§ **WHAT YOU NEED TO DO**: Please tally the lines below that contain the string "finals" and reply with that figure only.

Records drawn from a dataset

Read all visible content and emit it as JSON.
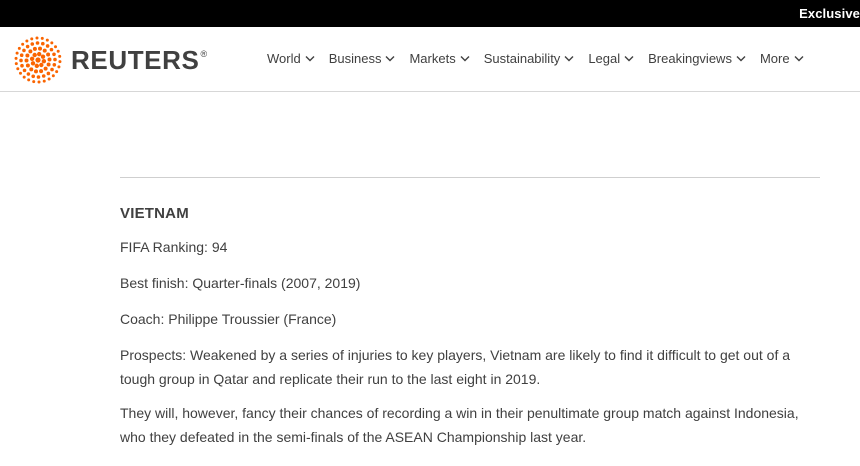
{
  "topbar": {
    "promo_label": "Exclusive"
  },
  "header": {
    "brand": "REUTERS",
    "brand_mark": "®",
    "brand_color": "#fa6400"
  },
  "nav": {
    "items": [
      {
        "label": "World"
      },
      {
        "label": "Business"
      },
      {
        "label": "Markets"
      },
      {
        "label": "Sustainability"
      },
      {
        "label": "Legal"
      },
      {
        "label": "Breakingviews"
      },
      {
        "label": "More"
      }
    ]
  },
  "article": {
    "heading": "VIETNAM",
    "fifa_ranking": "FIFA Ranking: 94",
    "best_finish": "Best finish: Quarter-finals (2007, 2019)",
    "coach": "Coach: Philippe Troussier (France)",
    "prospects": "Prospects: Weakened by a series of injuries to key players, Vietnam are likely to find it difficult to get out of a tough group in Qatar and replicate their run to the last eight in 2019.",
    "paragraph_2": "They will, however, fancy their chances of recording a win in their penultimate group match against Indonesia, who they defeated in the semi-finals of the ASEAN Championship last year."
  }
}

§ **TASK OUTPUT**: 2